I think the problem with New Year’s resolutions is that a lot of the time people don’t really commit to them. They make up a resolution whether it’s to start working out on a regular basis, to quit smoking, or to spend more time doing volunteer work not because they truly want to do these things but because they feel obligated too.

New Year’s resolutions are a tradition that dates back to Babylonian times, and because they are still so popular in society today who wants to be the oddball who doesn’t make one.

However, if you really want to change something about yourself or your life, shouldn’t you be able to do it any day of the year?

Life is complicated enough as it is; do we really need to have the added pressure of New Year’s and its dreaded resolutions looming over our heads on top of all the daily stressors we encounter?

If you really are dedicated to changing yourself for the better or resolving to change something else that you think could use improvements and just need that extra push to get started, then I think New Year’s was created for you. However, I don’t think we should need a set day too encourage us to make changes. If you want to change something I think you should just go out and do it, take the initiative and start whenever you feel like it.
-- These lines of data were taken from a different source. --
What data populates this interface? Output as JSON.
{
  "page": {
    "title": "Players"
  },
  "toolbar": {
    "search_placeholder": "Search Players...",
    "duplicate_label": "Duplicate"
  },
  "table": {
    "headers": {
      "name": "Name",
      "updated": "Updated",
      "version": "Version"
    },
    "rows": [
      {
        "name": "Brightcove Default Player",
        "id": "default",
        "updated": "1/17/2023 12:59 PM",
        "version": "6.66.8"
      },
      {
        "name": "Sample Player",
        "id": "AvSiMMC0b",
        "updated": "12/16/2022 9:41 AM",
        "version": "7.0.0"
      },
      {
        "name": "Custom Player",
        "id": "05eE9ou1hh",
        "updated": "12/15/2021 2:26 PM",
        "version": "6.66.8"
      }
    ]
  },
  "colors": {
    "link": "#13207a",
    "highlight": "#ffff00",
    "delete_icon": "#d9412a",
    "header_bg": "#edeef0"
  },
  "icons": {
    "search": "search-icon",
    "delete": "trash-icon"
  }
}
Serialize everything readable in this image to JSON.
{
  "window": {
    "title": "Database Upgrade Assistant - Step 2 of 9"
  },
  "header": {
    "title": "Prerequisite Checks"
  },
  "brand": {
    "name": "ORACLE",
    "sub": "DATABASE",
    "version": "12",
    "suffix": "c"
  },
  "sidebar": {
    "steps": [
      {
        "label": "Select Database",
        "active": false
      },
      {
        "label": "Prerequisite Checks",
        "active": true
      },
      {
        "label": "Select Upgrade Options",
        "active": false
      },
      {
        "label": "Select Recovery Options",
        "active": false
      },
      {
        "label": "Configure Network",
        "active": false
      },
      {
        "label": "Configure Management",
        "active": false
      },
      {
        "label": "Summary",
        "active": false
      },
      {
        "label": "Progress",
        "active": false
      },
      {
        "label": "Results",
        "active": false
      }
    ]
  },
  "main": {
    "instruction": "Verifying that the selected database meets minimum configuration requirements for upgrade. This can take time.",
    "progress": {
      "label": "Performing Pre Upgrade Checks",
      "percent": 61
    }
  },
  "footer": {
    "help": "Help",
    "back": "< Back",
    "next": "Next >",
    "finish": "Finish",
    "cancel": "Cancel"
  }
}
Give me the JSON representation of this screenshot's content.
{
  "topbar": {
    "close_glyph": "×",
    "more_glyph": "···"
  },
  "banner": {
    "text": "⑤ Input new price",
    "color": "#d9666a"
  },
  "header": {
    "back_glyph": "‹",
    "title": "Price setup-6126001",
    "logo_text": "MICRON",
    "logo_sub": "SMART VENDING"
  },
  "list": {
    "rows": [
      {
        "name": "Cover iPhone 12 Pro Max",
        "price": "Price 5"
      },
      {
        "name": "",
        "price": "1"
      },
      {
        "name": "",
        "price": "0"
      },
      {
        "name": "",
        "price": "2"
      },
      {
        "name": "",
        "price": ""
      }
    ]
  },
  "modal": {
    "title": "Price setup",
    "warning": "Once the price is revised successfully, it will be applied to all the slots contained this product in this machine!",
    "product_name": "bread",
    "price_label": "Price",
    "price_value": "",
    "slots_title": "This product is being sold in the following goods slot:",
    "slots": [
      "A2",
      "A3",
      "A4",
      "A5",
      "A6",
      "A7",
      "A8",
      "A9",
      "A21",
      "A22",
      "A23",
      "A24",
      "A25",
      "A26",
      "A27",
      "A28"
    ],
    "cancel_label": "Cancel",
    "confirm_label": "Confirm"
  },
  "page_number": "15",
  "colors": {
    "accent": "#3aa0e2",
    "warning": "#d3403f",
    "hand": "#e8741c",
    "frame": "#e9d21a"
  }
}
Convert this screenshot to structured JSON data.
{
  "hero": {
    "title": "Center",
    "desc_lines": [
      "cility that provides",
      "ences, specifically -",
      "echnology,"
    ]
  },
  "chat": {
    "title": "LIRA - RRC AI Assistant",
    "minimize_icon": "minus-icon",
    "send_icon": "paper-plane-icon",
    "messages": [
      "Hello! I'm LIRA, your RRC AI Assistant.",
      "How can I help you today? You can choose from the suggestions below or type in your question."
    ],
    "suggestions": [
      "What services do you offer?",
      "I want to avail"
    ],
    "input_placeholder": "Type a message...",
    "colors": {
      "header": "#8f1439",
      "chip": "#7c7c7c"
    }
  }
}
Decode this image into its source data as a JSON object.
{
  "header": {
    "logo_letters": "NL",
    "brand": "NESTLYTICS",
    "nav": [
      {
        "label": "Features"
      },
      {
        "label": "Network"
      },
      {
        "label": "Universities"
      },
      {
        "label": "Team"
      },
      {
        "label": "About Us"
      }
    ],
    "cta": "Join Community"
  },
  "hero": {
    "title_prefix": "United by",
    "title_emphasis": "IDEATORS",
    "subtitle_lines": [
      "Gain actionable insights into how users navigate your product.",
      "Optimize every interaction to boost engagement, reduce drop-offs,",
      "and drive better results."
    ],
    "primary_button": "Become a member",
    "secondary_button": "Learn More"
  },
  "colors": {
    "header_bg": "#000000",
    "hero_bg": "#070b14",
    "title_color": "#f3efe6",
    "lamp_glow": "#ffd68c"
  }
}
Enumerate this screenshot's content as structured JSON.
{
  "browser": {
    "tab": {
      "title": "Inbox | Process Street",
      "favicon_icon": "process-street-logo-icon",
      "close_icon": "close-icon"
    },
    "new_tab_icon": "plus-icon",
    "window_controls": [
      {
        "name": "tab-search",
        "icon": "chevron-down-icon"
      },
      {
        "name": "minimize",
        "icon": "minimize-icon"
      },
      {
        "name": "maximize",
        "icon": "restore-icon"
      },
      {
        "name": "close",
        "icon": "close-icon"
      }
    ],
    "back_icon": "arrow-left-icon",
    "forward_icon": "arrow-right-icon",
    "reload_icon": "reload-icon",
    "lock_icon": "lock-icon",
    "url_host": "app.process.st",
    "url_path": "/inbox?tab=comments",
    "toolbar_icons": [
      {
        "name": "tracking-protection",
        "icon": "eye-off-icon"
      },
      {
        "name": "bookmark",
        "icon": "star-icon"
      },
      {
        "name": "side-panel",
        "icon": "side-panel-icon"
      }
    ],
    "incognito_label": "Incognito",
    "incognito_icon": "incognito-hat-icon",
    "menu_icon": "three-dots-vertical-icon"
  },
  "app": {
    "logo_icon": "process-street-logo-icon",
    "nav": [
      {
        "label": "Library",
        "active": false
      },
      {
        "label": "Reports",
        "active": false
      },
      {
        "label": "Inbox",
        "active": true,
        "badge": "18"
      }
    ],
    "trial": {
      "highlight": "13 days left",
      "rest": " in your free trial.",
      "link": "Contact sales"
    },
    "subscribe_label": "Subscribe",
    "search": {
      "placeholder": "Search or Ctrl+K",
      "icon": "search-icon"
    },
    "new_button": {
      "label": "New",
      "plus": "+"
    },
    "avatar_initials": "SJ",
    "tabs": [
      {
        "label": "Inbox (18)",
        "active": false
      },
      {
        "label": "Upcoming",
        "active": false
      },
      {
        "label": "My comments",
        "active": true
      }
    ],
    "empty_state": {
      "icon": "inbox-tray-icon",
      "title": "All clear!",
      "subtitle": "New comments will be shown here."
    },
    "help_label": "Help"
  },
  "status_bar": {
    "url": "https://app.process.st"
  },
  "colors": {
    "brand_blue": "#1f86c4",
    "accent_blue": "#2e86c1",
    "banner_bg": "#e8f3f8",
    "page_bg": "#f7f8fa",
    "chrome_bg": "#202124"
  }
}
There’s no reason to wait until next year to make a resolution, so if you missed the deadline of midnight on New Year’s Eve this year, don’t worry about it, start today.

I didn’t start my resolution until returning to campus. In fact, I wasn’t even going to make one simply because I couldn’t think of anything that I thought I wanted to change. Once I had moved in and worked up an appetite after struggling with my luggage however, my resolution came to me.

I’m going to eat in the dining hall this semester. There will be no more spending money on snacks at Meijer or Target, no more ordering Jimmy John’s at all hours of the day. I’m going to use the meal plan I paid for instead of spending extra money on food.

I’ve been here for three days now and I’ve been to the dining hall three times. At least it’s a step in the right direction.

I hope you all find success with your resolutions as well. Good luck.